Oh Lord. First of all, no one in charge of a high-risk city (or any city) should predict panic in the event of a disaster. It is very rare. Much more rare than we expect, as I detail in the book. And even if it might happen, to predict it with certainty is the kind of fear-mongering that can do more harm than the actual panic. It encourages officials to keep life-saving information secret from the public (“Well, if they are going to panic, perhaps we should not tell them that it was a radiation event at all…?”).

Or, as veteran disaster expert Dennis Mileti told me: “Do you know how many Americans have died because someone thought they would panic if they gave them a warning? A lot.”

OK, let’s move on. The interview also showed that my city’s homeland security chief was not very good at communicating disaster response to a reporter. I’m not saying it’s easy. But he needs to get better at it. The worst outcome would be if he decided to just stop doing interviews. We need to hear from this guy—early and often. But he needs to learn how to break it down so that regular people can understand what he is talking about. The “Incident Command System” is not something most people understand.

Q: Who’s in charge during in a major emergency in the city?

A: Well, I think we all operate under the Incident Command system, to have consistency and commonality among different agencies at the federal, state and local level responding to an event.

So who’s in charge would depend on the event, and who we believe is most qualified agency-slash-person to lead that event. So it’s not just a matter of saying it’s a certain federal, state or local person, but who’s best qualified to handle that event. And it usually depends on who is first on the scene. The first person on the scene is the incident commander, until someone else comes on the scene, who’s most qualified. And that’s how the incident command is determined.

I asked my pal Eric Holdeman, who ran emergency services for Seattle and the surrounding area for many years, to take a look at the interview. His response is here, and it is sympathetic to the official—which is a helpful reminder of just how hard it can be to do these interviews.

Personally, I thought the CQ reporter focused way too much on the “gotcha” questions. “Who is in charge?” seems like a good question. And it is. But you can’t expect the answer to be a simple one. If a nuclear device ever goes off near the White House, as the reporter had hypothesized, regular people should not expect anyone to be “in charge” for a good, long while.

But I did think he was right to push the DC official to explain how exactly people are supposed to hear about evacuation plans. That is crucial.

Speaking of, when I went to the DC emergency planning site to type in my address and find my evacuation route, as the DC homeland security chief recommended in the interview… I couldn’t get it to work.

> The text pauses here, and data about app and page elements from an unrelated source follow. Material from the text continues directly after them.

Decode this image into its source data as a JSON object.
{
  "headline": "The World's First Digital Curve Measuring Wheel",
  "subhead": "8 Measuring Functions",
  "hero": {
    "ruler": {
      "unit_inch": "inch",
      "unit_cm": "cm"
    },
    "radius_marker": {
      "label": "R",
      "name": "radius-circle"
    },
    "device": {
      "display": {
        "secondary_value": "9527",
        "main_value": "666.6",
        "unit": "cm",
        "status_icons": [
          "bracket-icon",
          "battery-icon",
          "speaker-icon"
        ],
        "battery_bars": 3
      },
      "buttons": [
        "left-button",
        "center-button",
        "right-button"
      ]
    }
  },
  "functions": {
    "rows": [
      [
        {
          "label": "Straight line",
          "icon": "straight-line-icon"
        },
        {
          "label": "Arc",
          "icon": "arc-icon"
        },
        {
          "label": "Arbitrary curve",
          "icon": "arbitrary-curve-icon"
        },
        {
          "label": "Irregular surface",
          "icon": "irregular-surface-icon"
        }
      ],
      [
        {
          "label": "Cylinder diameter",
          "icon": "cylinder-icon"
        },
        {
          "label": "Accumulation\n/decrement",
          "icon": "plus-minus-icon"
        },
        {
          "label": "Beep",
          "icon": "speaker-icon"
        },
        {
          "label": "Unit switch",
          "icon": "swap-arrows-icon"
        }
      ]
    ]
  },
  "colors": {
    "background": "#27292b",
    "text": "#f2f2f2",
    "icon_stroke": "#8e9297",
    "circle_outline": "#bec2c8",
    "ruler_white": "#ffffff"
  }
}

I tried two different browsers and several different addresses. If anyone else can get it to work, please let me know!

Otherwise, I just may panic.